=== Task instructions ===
Your answer must be the full listing below, repeated exactly, with no pictures in it.

=== Data to process ===
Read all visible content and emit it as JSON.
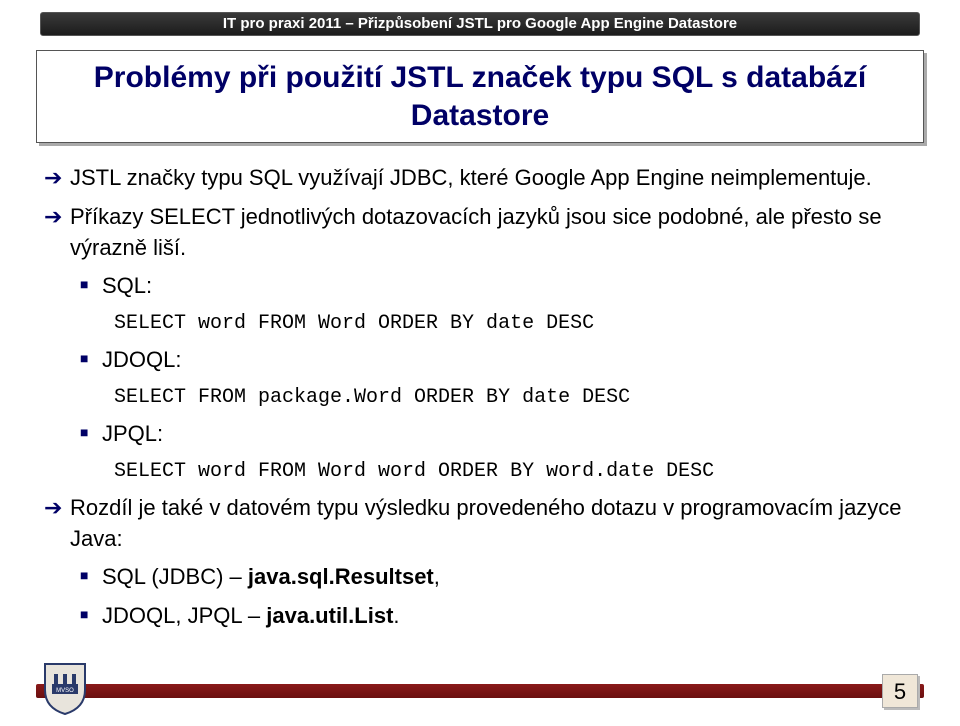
{
  "header": "IT pro praxi 2011 – Přizpůsobení JSTL pro Google App Engine Datastore",
  "title": "Problémy při použití JSTL značek typu SQL s databází Datastore",
  "bullets": {
    "b1": "JSTL značky typu SQL využívají JDBC, které Google App Engine neimplementuje.",
    "b2": "Příkazy SELECT jednotlivých dotazovacích jazyků jsou sice podobné, ale přesto se výrazně liší.",
    "sql_label": "SQL:",
    "sql_code": "SELECT word FROM Word ORDER BY date DESC",
    "jdoql_label": "JDOQL:",
    "jdoql_code": "SELECT FROM package.Word ORDER BY date DESC",
    "jpql_label": "JPQL:",
    "jpql_code": "SELECT word FROM Word word ORDER BY word.date DESC",
    "b3": "Rozdíl je také v datovém typu výsledku provedeného dotazu v programovacím jazyce Java:",
    "r1_a": "SQL (JDBC) – ",
    "r1_b": "java.sql.Resultset",
    "r1_c": ",",
    "r2_a": "JDOQL, JPQL – ",
    "r2_b": "java.util.List",
    "r2_c": "."
  },
  "page_number": "5"
}
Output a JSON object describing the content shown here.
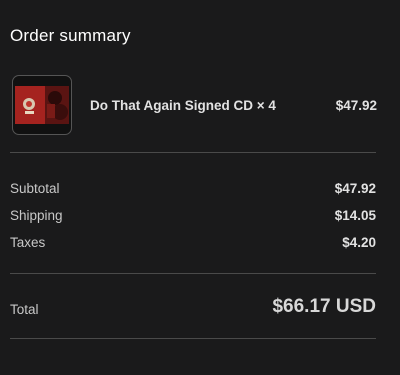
{
  "header": {
    "title": "Order summary"
  },
  "line_items": [
    {
      "name": "Do That Again Signed CD × 4",
      "price": "$47.92"
    }
  ],
  "totals": {
    "subtotal_label": "Subtotal",
    "subtotal_value": "$47.92",
    "shipping_label": "Shipping",
    "shipping_value": "$14.05",
    "taxes_label": "Taxes",
    "taxes_value": "$4.20",
    "total_label": "Total",
    "total_value": "$66.17 USD"
  },
  "colors": {
    "background": "#1a1a1b",
    "divider": "#4a4a4a",
    "album_red": "#b32622"
  }
}
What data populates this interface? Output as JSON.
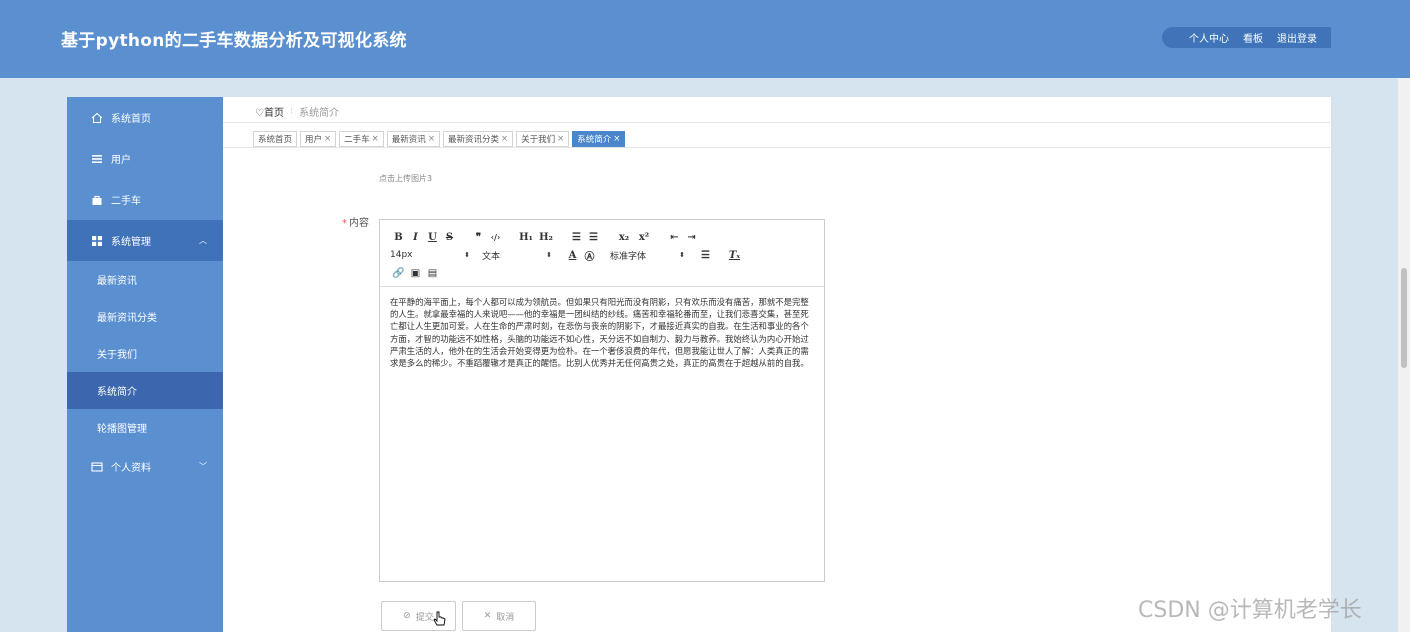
{
  "app": {
    "title": "基于python的二手车数据分析及可视化系统"
  },
  "top_actions": [
    "个人中心",
    "看板",
    "退出登录"
  ],
  "sidebar": {
    "items": [
      {
        "label": "系统首页",
        "icon": "home-icon"
      },
      {
        "label": "用户",
        "icon": "list-icon"
      },
      {
        "label": "二手车",
        "icon": "bag-icon"
      },
      {
        "label": "系统管理",
        "icon": "grid-icon",
        "expanded": true,
        "children": [
          "最新资讯",
          "最新资讯分类",
          "关于我们",
          "系统简介",
          "轮播图管理"
        ],
        "active_child": "系统简介"
      },
      {
        "label": "个人资料",
        "icon": "card-icon",
        "expanded": false
      }
    ]
  },
  "breadcrumb": {
    "home": "首页",
    "current": "系统简介"
  },
  "tabs": [
    {
      "label": "系统首页",
      "closable": false
    },
    {
      "label": "用户",
      "closable": true
    },
    {
      "label": "二手车",
      "closable": true
    },
    {
      "label": "最新资讯",
      "closable": true
    },
    {
      "label": "最新资讯分类",
      "closable": true
    },
    {
      "label": "关于我们",
      "closable": true
    },
    {
      "label": "系统简介",
      "closable": true,
      "active": true
    }
  ],
  "form": {
    "upload_hint": "点击上传图片3",
    "content_label": "内容",
    "editor": {
      "font_size": "14px",
      "header_select": "文本",
      "font_family": "标准字体",
      "content": "在平静的海平面上，每个人都可以成为领航员。但如果只有阳光而没有阴影，只有欢乐而没有痛苦，那就不是完整的人生。就拿最幸福的人来说吧——他的幸福是一团纠结的纱线。痛苦和幸福轮番而至，让我们悲喜交集，甚至死亡都让人生更加可爱。人在生命的严肃时刻，在悲伤与丧亲的阴影下，才最接近真实的自我。在生活和事业的各个方面，才智的功能远不如性格，头脑的功能远不如心性，天分远不如自制力、毅力与教养。我始终认为内心开始过严肃生活的人，他外在的生活会开始变得更为俭朴。在一个奢侈浪费的年代，但愿我能让世人了解：人类真正的需求是多么的稀少。不重蹈覆辙才是真正的醒悟。比别人优秀并无任何高贵之处，真正的高贵在于超越从前的自我。"
    },
    "submit_label": "提交",
    "cancel_label": "取消"
  },
  "watermark": "CSDN @计算机老学长",
  "colors": {
    "header": "#5a8fd0",
    "sidebar": "#5a8fd0",
    "active_tab": "#4a86cc"
  }
}
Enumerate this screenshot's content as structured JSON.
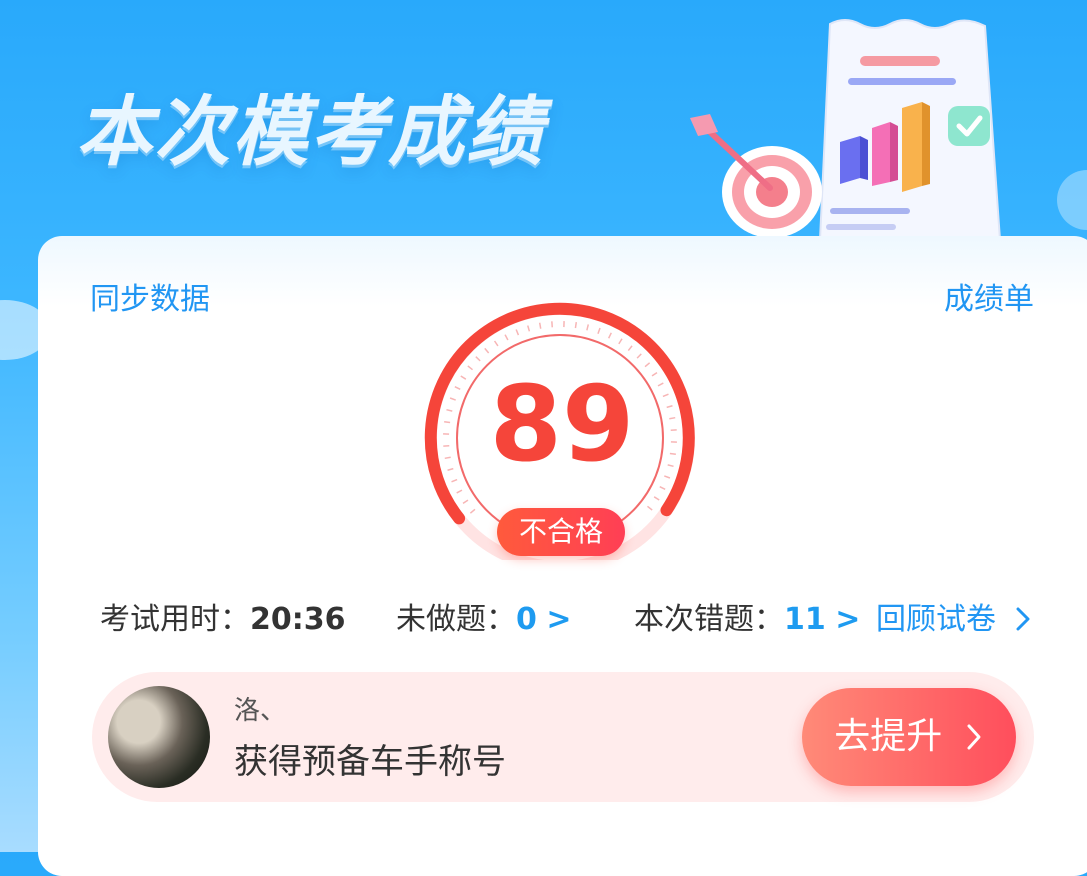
{
  "header": {
    "title": "本次模考成绩"
  },
  "card": {
    "sync_label": "同步数据",
    "report_label": "成绩单",
    "score": "89",
    "result": "不合格",
    "stats": {
      "time_label": "考试用时：",
      "time_value": "20:36",
      "undone_label": "未做题：",
      "undone_value": "0",
      "undone_arrow": ">",
      "wrong_label": "本次错题：",
      "wrong_value": "11",
      "wrong_arrow": ">",
      "review_label": "回顾试卷"
    }
  },
  "banner": {
    "user_name": "洛、",
    "title_text": "获得预备车手称号",
    "button_label": "去提升"
  },
  "colors": {
    "score_red": "#f5453a",
    "link_blue": "#2196f3",
    "hero_blue": "#29a9fb"
  }
}
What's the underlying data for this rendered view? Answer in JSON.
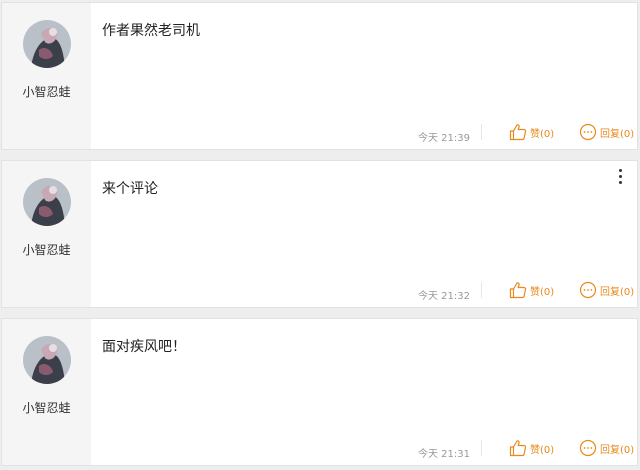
{
  "theme": {
    "accent": "#e8891c",
    "card_bg": "#ffffff",
    "author_bg": "#f5f5f5",
    "page_bg": "#eeeeee"
  },
  "comments": [
    {
      "username": "小智忍蛙",
      "text": "作者果然老司机",
      "time": "今天 21:39",
      "like_label": "赞(0)",
      "reply_label": "回复(0)",
      "avatar_icon": "avatar-icon",
      "show_more_menu": false
    },
    {
      "username": "小智忍蛙",
      "text": "来个评论",
      "time": "今天 21:32",
      "like_label": "赞(0)",
      "reply_label": "回复(0)",
      "avatar_icon": "avatar-icon",
      "show_more_menu": true
    },
    {
      "username": "小智忍蛙",
      "text": "面对疾风吧！",
      "time": "今天 21:31",
      "like_label": "赞(0)",
      "reply_label": "回复(0)",
      "avatar_icon": "avatar-icon",
      "show_more_menu": false
    }
  ]
}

=== Result below ===
Read all visible content and emit it as JSON.
{
  "header": "IT pro praxi 2011 – Přizpůsobení JSTL pro Google App Engine Datastore",
  "title": "Problémy při použití JSTL značek typu SQL s databází Datastore",
  "bullets": {
    "b1": "JSTL značky typu SQL využívají JDBC, které Google App Engine neimplementuje.",
    "b2": "Příkazy SELECT jednotlivých dotazovacích jazyků jsou sice podobné, ale přesto se výrazně liší.",
    "sql_label": "SQL:",
    "sql_code": "SELECT word FROM Word ORDER BY date DESC",
    "jdoql_label": "JDOQL:",
    "jdoql_code": "SELECT FROM package.Word ORDER BY date DESC",
    "jpql_label": "JPQL:",
    "jpql_code": "SELECT word FROM Word word ORDER BY word.date DESC",
    "b3": "Rozdíl je také v datovém typu výsledku provedeného dotazu v programovacím jazyce Java:",
    "r1_a": "SQL (JDBC) – ",
    "r1_b": "java.sql.Resultset",
    "r1_c": ",",
    "r2_a": "JDOQL, JPQL – ",
    "r2_b": "java.util.List",
    "r2_c": "."
  },
  "page_number": "5"
}
Output a JSON object describing the content shown here.
{
  "header": {
    "title": "Order summary"
  },
  "line_items": [
    {
      "name": "Do That Again Signed CD × 4",
      "price": "$47.92"
    }
  ],
  "totals": {
    "subtotal_label": "Subtotal",
    "subtotal_value": "$47.92",
    "shipping_label": "Shipping",
    "shipping_value": "$14.05",
    "taxes_label": "Taxes",
    "taxes_value": "$4.20",
    "total_label": "Total",
    "total_value": "$66.17 USD"
  },
  "colors": {
    "background": "#1a1a1b",
    "divider": "#4a4a4a",
    "album_red": "#b32622"
  }
}
What data populates this interface? Output as JSON.
{
  "app": {
    "title": "基于python的二手车数据分析及可视化系统"
  },
  "top_actions": [
    "个人中心",
    "看板",
    "退出登录"
  ],
  "sidebar": {
    "items": [
      {
        "label": "系统首页",
        "icon": "home-icon"
      },
      {
        "label": "用户",
        "icon": "list-icon"
      },
      {
        "label": "二手车",
        "icon": "bag-icon"
      },
      {
        "label": "系统管理",
        "icon": "grid-icon",
        "expanded": true,
        "children": [
          "最新资讯",
          "最新资讯分类",
          "关于我们",
          "系统简介",
          "轮播图管理"
        ],
        "active_child": "系统简介"
      },
      {
        "label": "个人资料",
        "icon": "card-icon",
        "expanded": false
      }
    ]
  },
  "breadcrumb": {
    "home": "首页",
    "current": "系统简介"
  },
  "tabs": [
    {
      "label": "系统首页",
      "closable": false
    },
    {
      "label": "用户",
      "closable": true
    },
    {
      "label": "二手车",
      "closable": true
    },
    {
      "label": "最新资讯",
      "closable": true
    },
    {
      "label": "最新资讯分类",
      "closable": true
    },
    {
      "label": "关于我们",
      "closable": true
    },
    {
      "label": "系统简介",
      "closable": true,
      "active": true
    }
  ],
  "form": {
    "upload_hint": "点击上传图片3",
    "content_label": "内容",
    "editor": {
      "font_size": "14px",
      "header_select": "文本",
      "font_family": "标准字体",
      "content": "在平静的海平面上，每个人都可以成为领航员。但如果只有阳光而没有阴影，只有欢乐而没有痛苦，那就不是完整的人生。就拿最幸福的人来说吧——他的幸福是一团纠结的纱线。痛苦和幸福轮番而至，让我们悲喜交集，甚至死亡都让人生更加可爱。人在生命的严肃时刻，在悲伤与丧亲的阴影下，才最接近真实的自我。在生活和事业的各个方面，才智的功能远不如性格，头脑的功能远不如心性，天分远不如自制力、毅力与教养。我始终认为内心开始过严肃生活的人，他外在的生活会开始变得更为俭朴。在一个奢侈浪费的年代，但愿我能让世人了解：人类真正的需求是多么的稀少。不重蹈覆辙才是真正的醒悟。比别人优秀并无任何高贵之处，真正的高贵在于超越从前的自我。"
    },
    "submit_label": "提交",
    "cancel_label": "取消"
  },
  "watermark": "CSDN @计算机老学长",
  "colors": {
    "header": "#5a8fd0",
    "sidebar": "#5a8fd0",
    "active_tab": "#4a86cc"
  }
}
Enumerate this screenshot's content as structured JSON.
{
  "header": {
    "title": "本次模考成绩"
  },
  "card": {
    "sync_label": "同步数据",
    "report_label": "成绩单",
    "score": "89",
    "result": "不合格",
    "stats": {
      "time_label": "考试用时：",
      "time_value": "20:36",
      "undone_label": "未做题：",
      "undone_value": "0",
      "undone_arrow": ">",
      "wrong_label": "本次错题：",
      "wrong_value": "11",
      "wrong_arrow": ">",
      "review_label": "回顾试卷"
    }
  },
  "banner": {
    "user_name": "洛、",
    "title_text": "获得预备车手称号",
    "button_label": "去提升"
  },
  "colors": {
    "score_red": "#f5453a",
    "link_blue": "#2196f3",
    "hero_blue": "#29a9fb"
  }
}
What's the underlying data for this rendered view? Answer in JSON.
{
  "theme": {
    "accent": "#e8891c",
    "card_bg": "#ffffff",
    "author_bg": "#f5f5f5",
    "page_bg": "#eeeeee"
  },
  "comments": [
    {
      "username": "小智忍蛙",
      "text": "作者果然老司机",
      "time": "今天 21:39",
      "like_label": "赞(0)",
      "reply_label": "回复(0)",
      "avatar_icon": "avatar-icon",
      "show_more_menu": false
    },
    {
      "username": "小智忍蛙",
      "text": "来个评论",
      "time": "今天 21:32",
      "like_label": "赞(0)",
      "reply_label": "回复(0)",
      "avatar_icon": "avatar-icon",
      "show_more_menu": true
    },
    {
      "username": "小智忍蛙",
      "text": "面对疾风吧！",
      "time": "今天 21:31",
      "like_label": "赞(0)",
      "reply_label": "回复(0)",
      "avatar_icon": "avatar-icon",
      "show_more_menu": false
    }
  ]
}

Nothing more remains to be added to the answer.